• Task goal: Repeat all of the records exactly, leaving out the pictures.

Element data from apps and pages:
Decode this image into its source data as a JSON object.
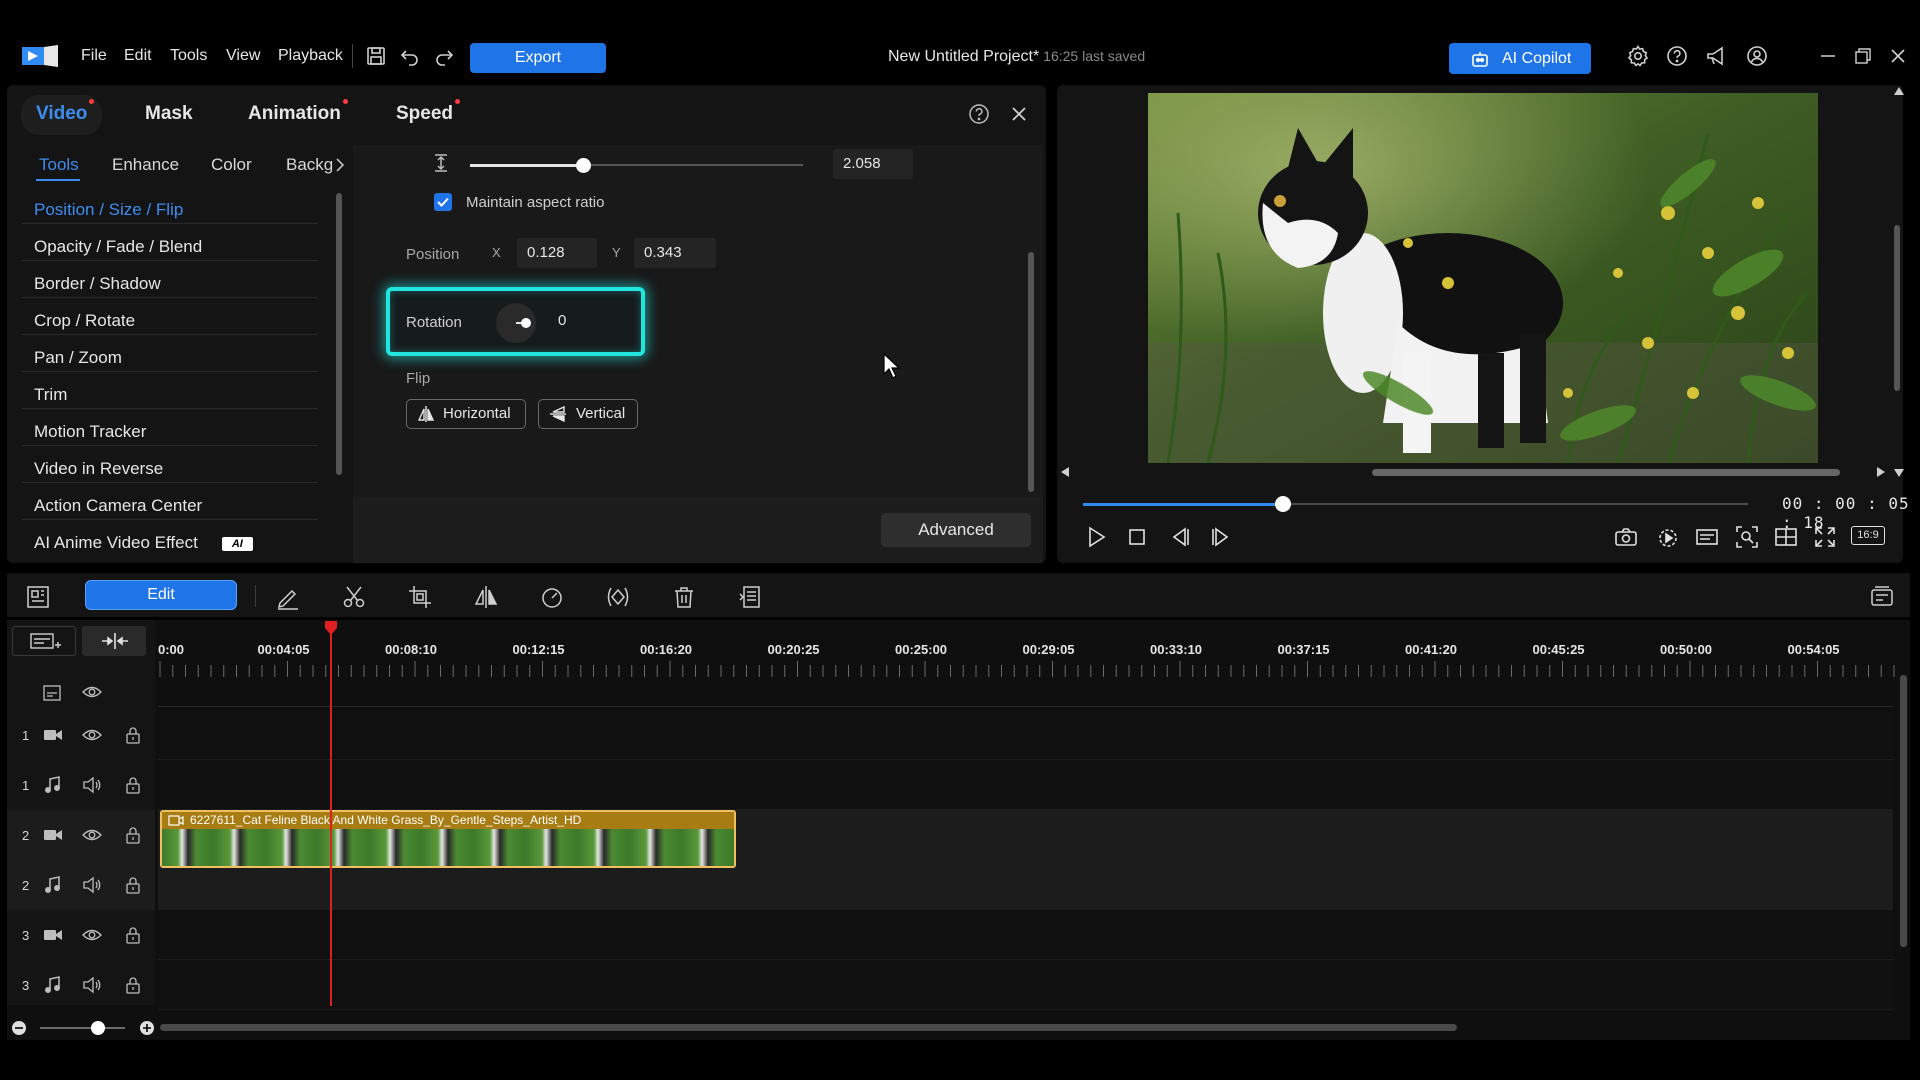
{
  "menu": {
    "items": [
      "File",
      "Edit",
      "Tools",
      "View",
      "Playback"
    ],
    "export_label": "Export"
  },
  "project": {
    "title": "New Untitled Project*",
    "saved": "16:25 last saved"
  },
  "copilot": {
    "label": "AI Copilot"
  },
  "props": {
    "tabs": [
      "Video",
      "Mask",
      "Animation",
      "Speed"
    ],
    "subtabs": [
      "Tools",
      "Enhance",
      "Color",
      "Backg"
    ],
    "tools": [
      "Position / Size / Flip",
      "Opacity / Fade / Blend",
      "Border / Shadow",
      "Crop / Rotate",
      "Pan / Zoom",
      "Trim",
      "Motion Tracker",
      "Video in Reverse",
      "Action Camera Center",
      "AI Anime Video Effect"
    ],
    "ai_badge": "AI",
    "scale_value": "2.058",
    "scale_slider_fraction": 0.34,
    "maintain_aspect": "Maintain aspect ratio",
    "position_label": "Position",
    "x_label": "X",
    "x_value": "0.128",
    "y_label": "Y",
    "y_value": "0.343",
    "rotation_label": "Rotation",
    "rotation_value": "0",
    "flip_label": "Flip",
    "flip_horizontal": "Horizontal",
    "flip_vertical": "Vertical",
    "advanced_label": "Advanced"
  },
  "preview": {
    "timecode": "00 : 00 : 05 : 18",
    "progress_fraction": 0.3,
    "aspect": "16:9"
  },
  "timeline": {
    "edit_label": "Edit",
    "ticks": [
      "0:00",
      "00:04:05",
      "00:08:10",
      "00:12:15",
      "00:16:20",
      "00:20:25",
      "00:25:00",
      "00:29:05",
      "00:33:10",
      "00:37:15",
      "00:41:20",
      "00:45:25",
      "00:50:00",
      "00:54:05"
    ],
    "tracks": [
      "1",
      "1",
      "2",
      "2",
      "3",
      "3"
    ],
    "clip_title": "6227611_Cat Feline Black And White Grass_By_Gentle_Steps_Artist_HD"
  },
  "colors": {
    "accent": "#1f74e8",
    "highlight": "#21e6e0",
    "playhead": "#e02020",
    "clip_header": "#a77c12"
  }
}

• Task output:
Decode this image into its source data as a JSON object.
{
  "menu": {
    "items": [
      "File",
      "Edit",
      "Tools",
      "View",
      "Playback"
    ],
    "export_label": "Export"
  },
  "project": {
    "title": "New Untitled Project*",
    "saved": "16:25 last saved"
  },
  "copilot": {
    "label": "AI Copilot"
  },
  "props": {
    "tabs": [
      "Video",
      "Mask",
      "Animation",
      "Speed"
    ],
    "subtabs": [
      "Tools",
      "Enhance",
      "Color",
      "Backg"
    ],
    "tools": [
      "Position / Size / Flip",
      "Opacity / Fade / Blend",
      "Border / Shadow",
      "Crop / Rotate",
      "Pan / Zoom",
      "Trim",
      "Motion Tracker",
      "Video in Reverse",
      "Action Camera Center",
      "AI Anime Video Effect"
    ],
    "ai_badge": "AI",
    "scale_value": "2.058",
    "scale_slider_fraction": 0.34,
    "maintain_aspect": "Maintain aspect ratio",
    "position_label": "Position",
    "x_label": "X",
    "x_value": "0.128",
    "y_label": "Y",
    "y_value": "0.343",
    "rotation_label": "Rotation",
    "rotation_value": "0",
    "flip_label": "Flip",
    "flip_horizontal": "Horizontal",
    "flip_vertical": "Vertical",
    "advanced_label": "Advanced"
  },
  "preview": {
    "timecode": "00 : 00 : 05 : 18",
    "progress_fraction": 0.3,
    "aspect": "16:9"
  },
  "timeline": {
    "edit_label": "Edit",
    "ticks": [
      "0:00",
      "00:04:05",
      "00:08:10",
      "00:12:15",
      "00:16:20",
      "00:20:25",
      "00:25:00",
      "00:29:05",
      "00:33:10",
      "00:37:15",
      "00:41:20",
      "00:45:25",
      "00:50:00",
      "00:54:05"
    ],
    "tracks": [
      "1",
      "1",
      "2",
      "2",
      "3",
      "3"
    ],
    "clip_title": "6227611_Cat Feline Black And White Grass_By_Gentle_Steps_Artist_HD"
  },
  "colors": {
    "accent": "#1f74e8",
    "highlight": "#21e6e0",
    "playhead": "#e02020",
    "clip_header": "#a77c12"
  }
}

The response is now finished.